The striped tree peony next to the gate drew many visitors into the garden

Tree peonies are a short lived wonder. The buds pop open, the flowers attract bees and get pollinated, drop their lovely petals and are done for the season.

Peonies attracted a carpenter bee. They are also visited by our honeybees

Tree peonies are native to Asia and have been cultivated since ancient times. During the Tang dynasty (618–907) people were particularly crazy about peonies. The flowers were viewed as symbols of royalty and virtue, wealth and honor and female beauty. They were extensively bred and cultivated in royal gardens. The capital of this empire Luoyang is still the peony capital of the world.

This peony reminds of a Chinese painting.

Centuries after the Chinese were crazy about peonies, Europe experienced tulip mania. During the 17th century, tulips became extremely popular not only as a beautiful flower, but also as an investment and object of financial speculation. This led to an economic bubble in the Dutch Republic, which burst in February of 1637 and financially ruined many investors. At the height of tulip mania, one single bulb sold for many times the annual income of a normal worker. The most expensive bulbs were those of flowers with white stripes on red or purple background. This color pattern is caused by a infection with the “tulip breaking virus”, which also weakens the bulb. It is only transferred through the bulb itself, which doubtless contributed to the extraordinary value of these tulips, since they cannot be grown from seeds. Striped tulips are still popular, but today, they are affordable. We have a few in our garden, too.

Some spectacular tulips. The right variety would have cost a fortune during tuljp mania.

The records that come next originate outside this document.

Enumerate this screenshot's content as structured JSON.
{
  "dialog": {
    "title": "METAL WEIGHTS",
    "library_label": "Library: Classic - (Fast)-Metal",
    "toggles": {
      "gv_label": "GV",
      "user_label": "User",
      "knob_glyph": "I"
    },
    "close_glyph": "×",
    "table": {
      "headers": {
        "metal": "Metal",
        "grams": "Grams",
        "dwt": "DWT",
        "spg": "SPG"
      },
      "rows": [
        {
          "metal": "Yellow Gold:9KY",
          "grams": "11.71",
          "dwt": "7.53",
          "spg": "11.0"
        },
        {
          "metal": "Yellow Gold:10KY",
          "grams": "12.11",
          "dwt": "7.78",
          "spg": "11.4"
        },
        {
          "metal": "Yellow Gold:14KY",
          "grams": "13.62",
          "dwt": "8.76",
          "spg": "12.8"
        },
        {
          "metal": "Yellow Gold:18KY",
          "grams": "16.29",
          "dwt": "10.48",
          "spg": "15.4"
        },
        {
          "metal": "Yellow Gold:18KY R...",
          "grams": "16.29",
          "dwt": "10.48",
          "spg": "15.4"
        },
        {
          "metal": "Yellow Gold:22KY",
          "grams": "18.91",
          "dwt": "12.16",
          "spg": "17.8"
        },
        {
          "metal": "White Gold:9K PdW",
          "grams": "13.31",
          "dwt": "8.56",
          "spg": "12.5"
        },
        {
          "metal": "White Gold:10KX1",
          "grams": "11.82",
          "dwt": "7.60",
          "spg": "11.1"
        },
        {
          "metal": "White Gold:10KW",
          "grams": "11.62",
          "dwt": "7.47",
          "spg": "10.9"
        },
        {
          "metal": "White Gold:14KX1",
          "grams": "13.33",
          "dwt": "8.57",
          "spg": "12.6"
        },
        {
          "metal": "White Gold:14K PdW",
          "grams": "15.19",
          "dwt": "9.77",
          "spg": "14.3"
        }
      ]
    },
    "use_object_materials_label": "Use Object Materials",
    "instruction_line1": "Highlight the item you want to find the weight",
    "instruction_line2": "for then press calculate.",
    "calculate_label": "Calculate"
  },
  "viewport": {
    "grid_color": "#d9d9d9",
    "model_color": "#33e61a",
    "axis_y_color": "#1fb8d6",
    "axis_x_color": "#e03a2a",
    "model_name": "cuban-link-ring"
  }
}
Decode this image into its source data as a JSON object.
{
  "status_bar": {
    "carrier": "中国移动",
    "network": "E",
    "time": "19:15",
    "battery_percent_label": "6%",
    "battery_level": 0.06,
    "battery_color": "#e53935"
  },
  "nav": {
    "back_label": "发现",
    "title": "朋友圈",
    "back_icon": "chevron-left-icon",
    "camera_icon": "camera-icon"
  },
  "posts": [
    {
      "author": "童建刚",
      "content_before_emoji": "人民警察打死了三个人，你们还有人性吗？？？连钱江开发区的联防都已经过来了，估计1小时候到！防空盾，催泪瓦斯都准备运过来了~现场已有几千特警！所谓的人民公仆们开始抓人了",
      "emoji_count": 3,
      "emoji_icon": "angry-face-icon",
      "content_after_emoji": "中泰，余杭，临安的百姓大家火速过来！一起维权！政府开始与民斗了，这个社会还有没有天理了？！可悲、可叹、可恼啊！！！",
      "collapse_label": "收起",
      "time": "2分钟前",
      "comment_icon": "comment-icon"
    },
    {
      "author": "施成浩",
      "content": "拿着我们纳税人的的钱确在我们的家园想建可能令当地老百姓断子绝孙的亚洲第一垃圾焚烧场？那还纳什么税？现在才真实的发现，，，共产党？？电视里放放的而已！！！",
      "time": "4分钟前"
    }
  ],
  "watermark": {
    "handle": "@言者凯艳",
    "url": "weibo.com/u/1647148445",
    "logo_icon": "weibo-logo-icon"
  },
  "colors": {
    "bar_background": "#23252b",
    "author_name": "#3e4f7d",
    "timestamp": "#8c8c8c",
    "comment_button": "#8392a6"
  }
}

Aside from peonies and late tulips, the earlier irises have opened. Particularly pretty right now are the dwarf bearded irises that are always first to bloom.

Two varieties of dwarf bearded irises. The garden has a few more kinds.

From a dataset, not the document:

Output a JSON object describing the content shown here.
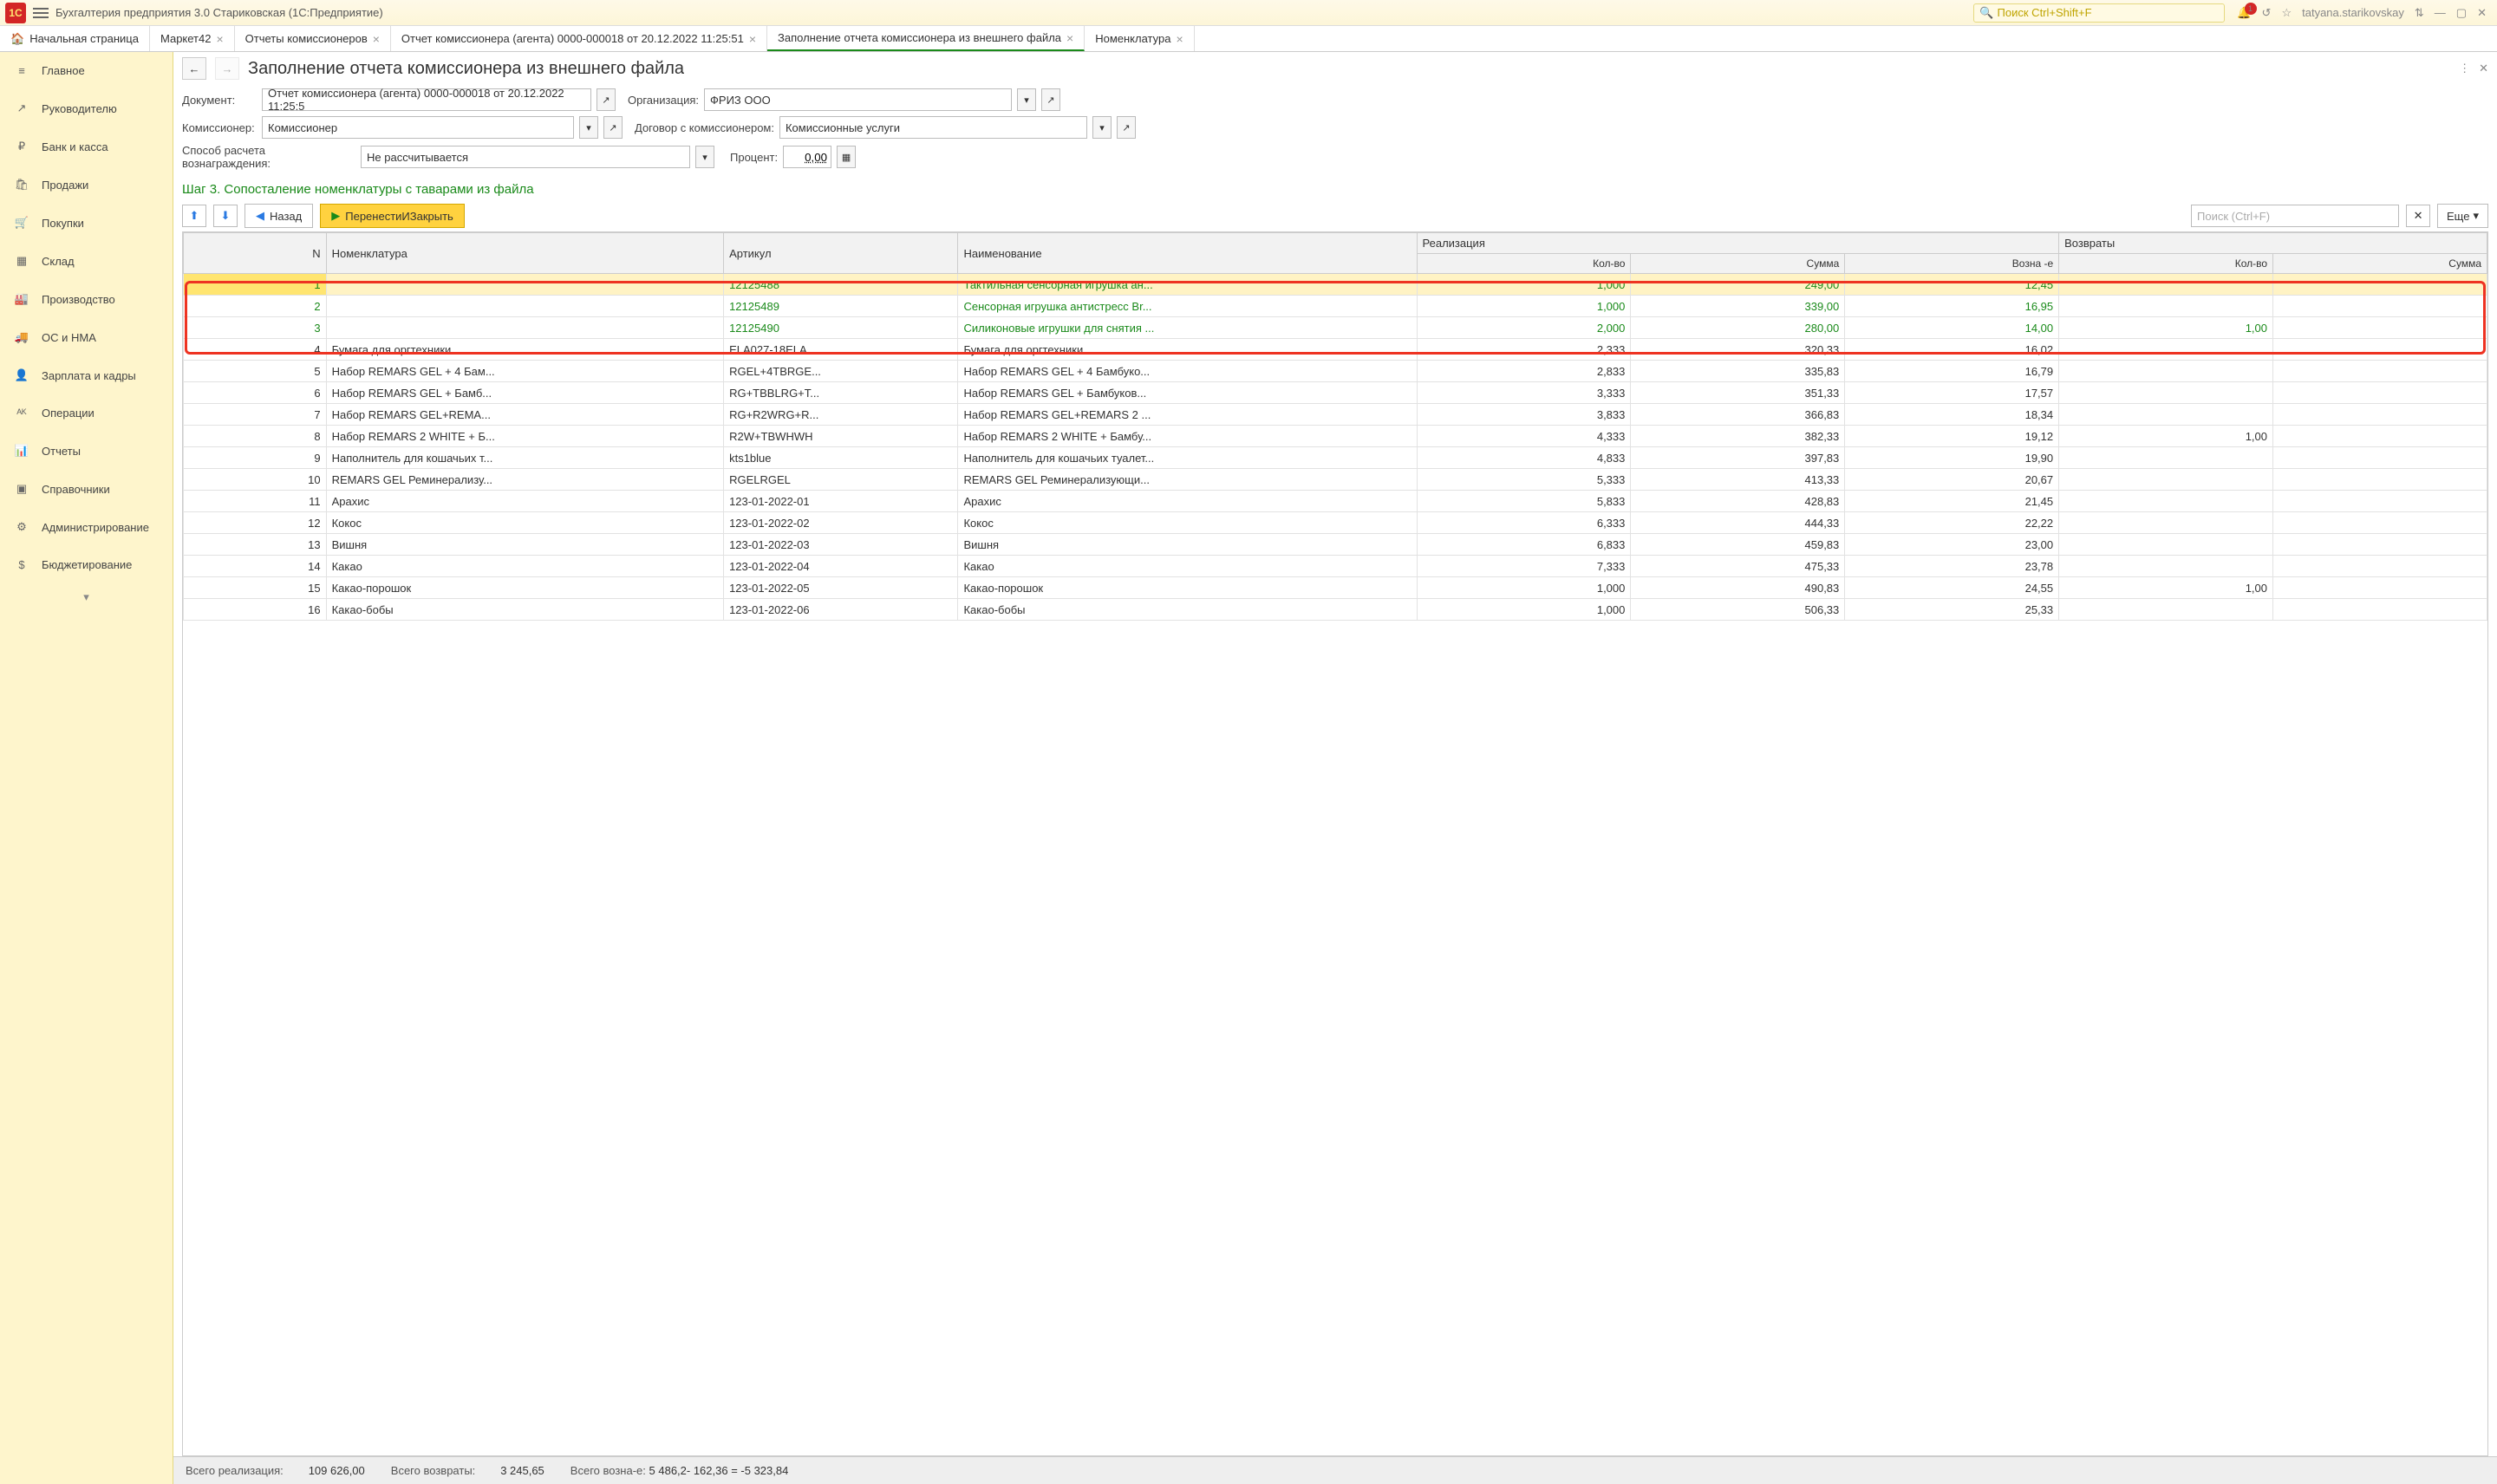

While we were working in the garden yesterday, we could literally watch the buds on the Camassia open. At this time of the year, everything happens so quickly, it is hard to catch up!

miniature daffodils and Camassia